### Something useful?

OK, so this is a rather trivial example. But it was quite simple to create and more importantly, I should be able to take this jar file and run it on a proper multi-node Hadoop cluster and work with the entire PubChem collection.

A more realistic use case is to do SMARTS searching. In this case, the mapper would simply emit the molecule title along with an indication of whether it matched the supplied pattern (say 1 for a match, 0 otherwise) and the reducer would simply collect the key/value pairs for which the value was 1. Since one could do this with SMILES input, this is quite simple.

A slightly non-trivial task is to apply this framework to SD files. My motivation is that I’d like to run pharmacophore searches across large collections, without having to split up large SD files by hand. Hadoop is an excellent framework for this. The problem is that most Hadoop examples work with line-oriented data files.

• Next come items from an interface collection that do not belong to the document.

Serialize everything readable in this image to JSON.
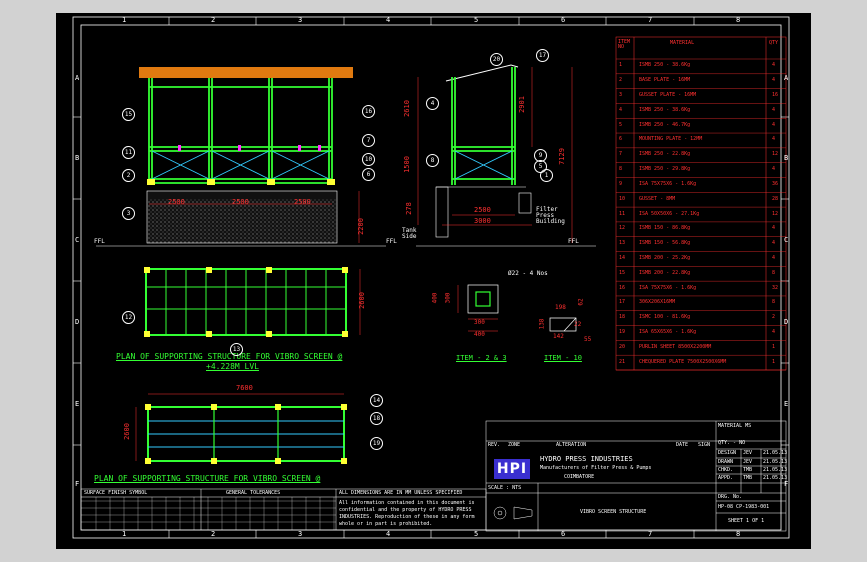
{
  "drawing": {
    "col_numbers": [
      "1",
      "2",
      "3",
      "4",
      "5",
      "6",
      "7",
      "8"
    ],
    "row_letters": [
      "A",
      "B",
      "C",
      "D",
      "E",
      "F"
    ],
    "labels": {
      "plan1_title": "PLAN OF SUPPORTING STRUCTURE FOR VIBRO SCREEN @",
      "plan1_level": "+4.228M LVL",
      "plan2_title": "PLAN OF SUPPORTING STRUCTURE FOR VIBRO SCREEN @",
      "item23": "ITEM - 2 & 3",
      "item10": "ITEM - 10",
      "bolt_note": "Ø22 - 4 Nos",
      "tank_side": "Tank Side",
      "filter_press": "Filter Press Building",
      "ffl_left": "FFL",
      "ffl_mid": "FFL",
      "ffl_right": "FFL"
    },
    "dims": {
      "d2500a": "2500",
      "d2500b": "2500",
      "d2500c": "2500",
      "d2200": "2200",
      "d2610": "2610",
      "d2901": "2901",
      "d1500": "1500",
      "d278": "278",
      "d7129": "7129",
      "d2500_side": "2500",
      "d3000": "3000",
      "d2600_plan": "2600",
      "d7600": "7600",
      "d2600_plan2": "2600",
      "d400_h": "400",
      "d300_h": "300",
      "d300_w": "300",
      "d400_w": "400",
      "d198": "198",
      "d62": "62",
      "d138": "138",
      "d22": "22",
      "d142": "142",
      "d55": "55"
    },
    "callouts": [
      "15",
      "16",
      "11",
      "7",
      "10",
      "2",
      "6",
      "3",
      "20",
      "17",
      "4",
      "8",
      "5",
      "1",
      "12",
      "13",
      "14",
      "18",
      "19",
      "9"
    ]
  },
  "bom": {
    "headers": [
      "ITEM NO",
      "MATERIAL",
      "QTY"
    ],
    "rows": [
      [
        "1",
        "ISMB 250 - 38.6Kg",
        "4"
      ],
      [
        "2",
        "BASE PLATE - 16MM",
        "4"
      ],
      [
        "3",
        "GUSSET PLATE - 16MM",
        "16"
      ],
      [
        "4",
        "ISMB 250 - 38.6Kg",
        "4"
      ],
      [
        "5",
        "ISMB 250 - 46.7Kg",
        "4"
      ],
      [
        "6",
        "MOUNTING PLATE - 12MM",
        "4"
      ],
      [
        "7",
        "ISMB 250 - 22.8Kg",
        "12"
      ],
      [
        "8",
        "ISMB 250 - 29.8Kg",
        "4"
      ],
      [
        "9",
        "ISA 75X75X6 - 1.6Kg",
        "36"
      ],
      [
        "10",
        "GUSSET - 8MM",
        "28"
      ],
      [
        "11",
        "ISA 50X50X6 - 27.1Kg",
        "12"
      ],
      [
        "12",
        "ISMB 150 - 86.8Kg",
        "4"
      ],
      [
        "13",
        "ISMB 150 - 56.8Kg",
        "4"
      ],
      [
        "14",
        "ISMB 200 - 25.2Kg",
        "4"
      ],
      [
        "15",
        "ISMB 200 - 22.8Kg",
        "8"
      ],
      [
        "16",
        "ISA 75X75X6 - 1.6Kg",
        "32"
      ],
      [
        "17",
        "306X206X16MM",
        "8"
      ],
      [
        "18",
        "ISMC 100 - 81.6Kg",
        "2"
      ],
      [
        "19",
        "ISA 65X65X6 - 1.6Kg",
        "4"
      ],
      [
        "20",
        "PURLIN SHEET 8500X2200MM",
        "1"
      ],
      [
        "21",
        "CHEQUERED PLATE 7500X2500X6MM",
        "1"
      ]
    ]
  },
  "title_block": {
    "company": "HYDRO PRESS INDUSTRIES",
    "subtitle": "Manufacturers of Filter Press & Pumps",
    "coimbatore": "COIMBATORE",
    "logo": "HPI",
    "drawing_title": "VIBRO SCREEN STRUCTURE",
    "material": "MATERIAL MS",
    "qty": "QTY. - NO",
    "rev": "REV.",
    "zone": "ZONE",
    "alteration": "ALTERATION",
    "date": "DATE",
    "sign": "SIGN",
    "scale": "SCALE : NTS",
    "design": "DESIGN",
    "drawn": "DRAWN",
    "checked": "CHKD.",
    "approved": "APPD.",
    "dwg_no_label": "DRG. No.",
    "dwg_no": "HP-08 CP-1983-001",
    "sheet": "SHEET 1 OF 1",
    "design_by": "JEV",
    "drawn_by": "JEV",
    "checked_by": "TMB",
    "approved_by": "TMB",
    "date1": "21.05.13",
    "date2": "21.05.13",
    "date3": "21.05.13",
    "date4": "21.05.13",
    "note_left_title": "SURFACE FINISH SYMBOL",
    "note_mid_title": "GENERAL TOLERANCES",
    "note_right_title": "ALL DIMENSIONS ARE IN MM UNLESS SPECIFIED",
    "note_right_body": "All information contained in this document is confidential and the property of HYDRO PRESS INDUSTRIES. Reproduction of these in any form whole or in part is prohibited."
  }
}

SD files are composed of multi-line records and so this type of input requires some extra work, which I’ll describe in my next post.

### Debugging note

When debugging it’s useful to edit the Hadoop config file to have

 12345   mapred.job.tracker   local   foo

so that it runs as a single process.

Written by Rajarshi Guha

May 4th, 2009 at 7:24 pm